Every travel insurance offers a distinct package, depending on your conditions. Whether you travel solo or with your family, whether you’re visiting a long-distance family member in Scotland or you’re bungee jumping in India, you will find a suitable package for you.
Don’t wait until it’s too late to act. It’s always better to cover your back beforehand than to shell out hundreds of bucks in case of an injury.
4.) Car Accident
You rented a car abroad, looking forward to an epic road trip, but instead got tangled in a car accident. Not fun. First things first, don’t leave the accident scene and check if there are any injuries on either side. Call the police and write down the contact information of any other involved party.
There will be two documents for you to complete: the accident report, at the scene, and the accident statement form, from your insurer.
Rule of thumb: Never sign anything you don’t fully understand!
3.) Lost Your Kid
Losing your child can be one of the top travel nightmares we can think of. You might feel like you’ll lose your mind along the way, but try to remain as calm as possible.
Immediately contact the qualified authorities, such as the security guards of the place you’re visiting and the police officers.

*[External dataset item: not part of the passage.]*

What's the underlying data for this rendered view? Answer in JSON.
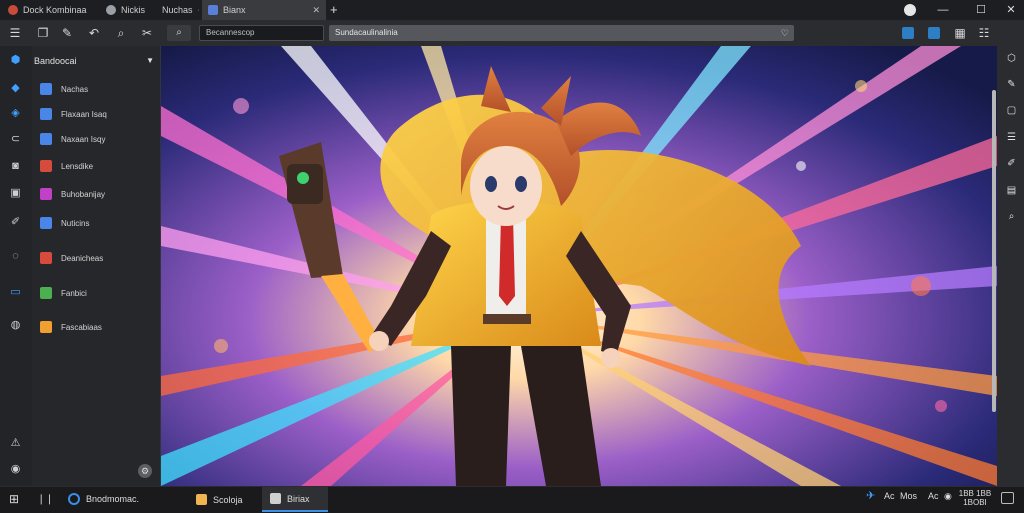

It is always advised to take a picture of your kids before leaving for an outdoor activity; they will be easier to recognize in a crowd with their distinctive features and clothes.
Always remember to provide your child with an ID card and/or write your phone number on their wrists or on a wristband.
2.) Arrested Overseas
There are mild travel nightmares and there are full-on horror situations, and being caught in jail abroad is one of them.
If you’re arrested for drugs, illegal possession of an antiquity, or any other crime, immediately contact the U.S. consulate or embassy. They won’t take you out of jail with a snap of their fingers, but they will still make sure the legal procedures are well-observed.
Always research the laws of the country you’re visiting. Like Singapore with its chewing-gum policy or the no-toilet-flushing rule in Switzerland, some countries have peculiar rules everyone must obey.
1.) Natural Disaster
Earthquake, tsunami, hurricane, avalanches, wildfire, erupted volcanoes… When Mother Nature unleashes her powers, it doesn’t spare anyone, not even the peaceful traveler. To us, this tops the list of travel nightmares!
If you find yourself in one of these situations, do what everyone does: Obey the local authorities.
Stay informed about the situation via the news and the State Department’s website and social media. Ask your family and friends if they have additional info, and try to remain calm.